ABOUT THIS EXERCISE – This exercise calls for every record to be returned exactly, with pictures removed.

START DATA FOR THIS EXERCISE

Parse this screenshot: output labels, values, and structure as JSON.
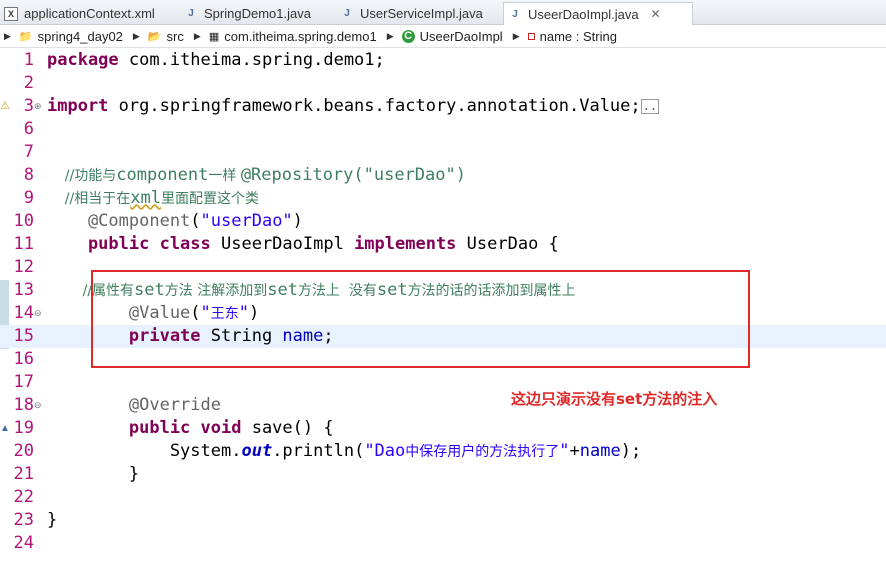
{
  "tabs": [
    {
      "label": "applicationContext.xml",
      "icon": "xml-file-icon"
    },
    {
      "label": "SpringDemo1.java",
      "icon": "java-file-icon"
    },
    {
      "label": "UserServiceImpl.java",
      "icon": "java-file-icon"
    },
    {
      "label": "UseerDaoImpl.java",
      "icon": "java-file-icon",
      "active": true,
      "close": "✕"
    }
  ],
  "breadcrumb": [
    "spring4_day02",
    "src",
    "com.itheima.spring.demo1",
    "UseerDaoImpl",
    "name : String"
  ],
  "line_numbers": [
    "1",
    "2",
    "3",
    "6",
    "7",
    "8",
    "9",
    "10",
    "11",
    "12",
    "13",
    "14",
    "15",
    "16",
    "17",
    "18",
    "19",
    "20",
    "21",
    "22",
    "23",
    "24"
  ],
  "code": {
    "l1_kw": "package",
    "l1_rest": " com.itheima.spring.demo1;",
    "l3_kw": "import",
    "l3_rest": " org.springframework.beans.factory.annotation.Value;",
    "l3_fold": "..",
    "l8_a": "    //功能与",
    "l8_b": "component",
    "l8_c": "一样 ",
    "l8_d": "@Repository(\"userDao\")",
    "l9_a": "    //相当于在",
    "l9_b": "xml",
    "l9_c": "里面配置这个类",
    "l10_an": "    @Component",
    "l10_p1": "(",
    "l10_st": "\"userDao\"",
    "l10_p2": ")",
    "l11_kw1": "    public class",
    "l11_mid": " UseerDaoImpl ",
    "l11_kw2": "implements",
    "l11_rest": " UserDao {",
    "l13_a": "        //属性有",
    "l13_b": "set",
    "l13_c": "方法 注解添加到",
    "l13_d": "set",
    "l13_e": "方法上  没有",
    "l13_f": "set",
    "l13_g": "方法的话的话添加到属性上",
    "l14_an": "        @Value",
    "l14_p1": "(",
    "l14_st1": "\"",
    "l14_cn": "王东",
    "l14_st2": "\"",
    "l14_p2": ")",
    "l15_kw": "        private",
    "l15_mid": " String ",
    "l15_fd": "name",
    "l15_end": ";",
    "l18_an": "        @Override",
    "l19_kw": "        public void",
    "l19_rest": " save() {",
    "l20_a": "            System.",
    "l20_sf": "out",
    "l20_b": ".println(",
    "l20_st1": "\"Dao",
    "l20_cn": "中保存用户的方法执行了",
    "l20_st2": "\"",
    "l20_c": "+",
    "l20_fd": "name",
    "l20_d": ");",
    "l21": "        }",
    "l23": "}"
  },
  "annotation_note": "这边只演示没有set方法的注入",
  "colors": {
    "keyword": "#7f0055",
    "comment": "#3f7f5f",
    "string": "#2a00ff",
    "field": "#0000c0",
    "line_number": "#b3147a",
    "highlight_box": "#e02a2a"
  }
}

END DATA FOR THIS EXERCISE

WRITTEN SOLUTION –
Parse this screenshot: output labels, values, and structure as JSON.
{
  "tabs": [
    {
      "label": "applicationContext.xml",
      "icon": "xml-file-icon"
    },
    {
      "label": "SpringDemo1.java",
      "icon": "java-file-icon"
    },
    {
      "label": "UserServiceImpl.java",
      "icon": "java-file-icon"
    },
    {
      "label": "UseerDaoImpl.java",
      "icon": "java-file-icon",
      "active": true,
      "close": "✕"
    }
  ],
  "breadcrumb": [
    "spring4_day02",
    "src",
    "com.itheima.spring.demo1",
    "UseerDaoImpl",
    "name : String"
  ],
  "line_numbers": [
    "1",
    "2",
    "3",
    "6",
    "7",
    "8",
    "9",
    "10",
    "11",
    "12",
    "13",
    "14",
    "15",
    "16",
    "17",
    "18",
    "19",
    "20",
    "21",
    "22",
    "23",
    "24"
  ],
  "code": {
    "l1_kw": "package",
    "l1_rest": " com.itheima.spring.demo1;",
    "l3_kw": "import",
    "l3_rest": " org.springframework.beans.factory.annotation.Value;",
    "l3_fold": "..",
    "l8_a": "    //功能与",
    "l8_b": "component",
    "l8_c": "一样 ",
    "l8_d": "@Repository(\"userDao\")",
    "l9_a": "    //相当于在",
    "l9_b": "xml",
    "l9_c": "里面配置这个类",
    "l10_an": "    @Component",
    "l10_p1": "(",
    "l10_st": "\"userDao\"",
    "l10_p2": ")",
    "l11_kw1": "    public class",
    "l11_mid": " UseerDaoImpl ",
    "l11_kw2": "implements",
    "l11_rest": " UserDao {",
    "l13_a": "        //属性有",
    "l13_b": "set",
    "l13_c": "方法 注解添加到",
    "l13_d": "set",
    "l13_e": "方法上  没有",
    "l13_f": "set",
    "l13_g": "方法的话的话添加到属性上",
    "l14_an": "        @Value",
    "l14_p1": "(",
    "l14_st1": "\"",
    "l14_cn": "王东",
    "l14_st2": "\"",
    "l14_p2": ")",
    "l15_kw": "        private",
    "l15_mid": " String ",
    "l15_fd": "name",
    "l15_end": ";",
    "l18_an": "        @Override",
    "l19_kw": "        public void",
    "l19_rest": " save() {",
    "l20_a": "            System.",
    "l20_sf": "out",
    "l20_b": ".println(",
    "l20_st1": "\"Dao",
    "l20_cn": "中保存用户的方法执行了",
    "l20_st2": "\"",
    "l20_c": "+",
    "l20_fd": "name",
    "l20_d": ");",
    "l21": "        }",
    "l23": "}"
  },
  "annotation_note": "这边只演示没有set方法的注入",
  "colors": {
    "keyword": "#7f0055",
    "comment": "#3f7f5f",
    "string": "#2a00ff",
    "field": "#0000c0",
    "line_number": "#b3147a",
    "highlight_box": "#e02a2a"
  }
}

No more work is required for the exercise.